WORK REQUIRED:
Your answer should consist of the lines below that hold the word "requires".

GIVEN ENTRIES:
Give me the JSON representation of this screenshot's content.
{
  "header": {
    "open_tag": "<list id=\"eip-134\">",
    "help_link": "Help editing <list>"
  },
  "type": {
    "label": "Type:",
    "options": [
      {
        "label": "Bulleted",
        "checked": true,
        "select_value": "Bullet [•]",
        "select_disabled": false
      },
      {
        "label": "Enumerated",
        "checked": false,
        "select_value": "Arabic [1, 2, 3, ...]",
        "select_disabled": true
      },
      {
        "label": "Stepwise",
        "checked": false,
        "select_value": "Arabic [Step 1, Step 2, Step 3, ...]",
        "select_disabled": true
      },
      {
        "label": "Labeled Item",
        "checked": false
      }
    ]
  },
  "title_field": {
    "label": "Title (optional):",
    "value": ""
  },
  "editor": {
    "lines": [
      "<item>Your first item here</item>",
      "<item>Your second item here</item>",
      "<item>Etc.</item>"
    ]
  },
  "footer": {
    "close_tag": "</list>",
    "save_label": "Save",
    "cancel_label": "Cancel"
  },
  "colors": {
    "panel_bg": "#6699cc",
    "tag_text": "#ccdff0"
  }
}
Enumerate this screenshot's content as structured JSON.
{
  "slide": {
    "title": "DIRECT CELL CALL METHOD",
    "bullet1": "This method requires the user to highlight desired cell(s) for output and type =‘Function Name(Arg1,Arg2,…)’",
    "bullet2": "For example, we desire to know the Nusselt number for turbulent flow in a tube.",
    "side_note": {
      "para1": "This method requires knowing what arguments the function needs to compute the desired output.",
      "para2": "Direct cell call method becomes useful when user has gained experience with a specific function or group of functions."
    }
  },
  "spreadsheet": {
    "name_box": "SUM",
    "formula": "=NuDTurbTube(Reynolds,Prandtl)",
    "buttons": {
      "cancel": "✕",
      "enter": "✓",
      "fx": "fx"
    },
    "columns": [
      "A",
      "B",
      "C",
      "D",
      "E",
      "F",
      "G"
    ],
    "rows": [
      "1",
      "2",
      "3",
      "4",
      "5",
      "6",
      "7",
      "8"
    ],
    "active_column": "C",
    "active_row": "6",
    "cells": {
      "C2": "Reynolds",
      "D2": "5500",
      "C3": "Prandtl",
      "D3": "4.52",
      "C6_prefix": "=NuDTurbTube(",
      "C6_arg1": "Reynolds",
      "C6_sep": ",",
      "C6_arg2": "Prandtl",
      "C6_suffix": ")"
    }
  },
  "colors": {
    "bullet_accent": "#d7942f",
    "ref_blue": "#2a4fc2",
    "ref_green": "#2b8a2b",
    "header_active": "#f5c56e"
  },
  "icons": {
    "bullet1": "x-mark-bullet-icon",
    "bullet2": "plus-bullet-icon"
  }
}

REPLY TO THE TASK:
    "bullet1": "This method requires the user to highlight desired cell(s) for output and type =‘Function Name(Arg1,Arg2,…)’",
      "para1": "This method requires knowing what arguments the function needs to compute the desired output.",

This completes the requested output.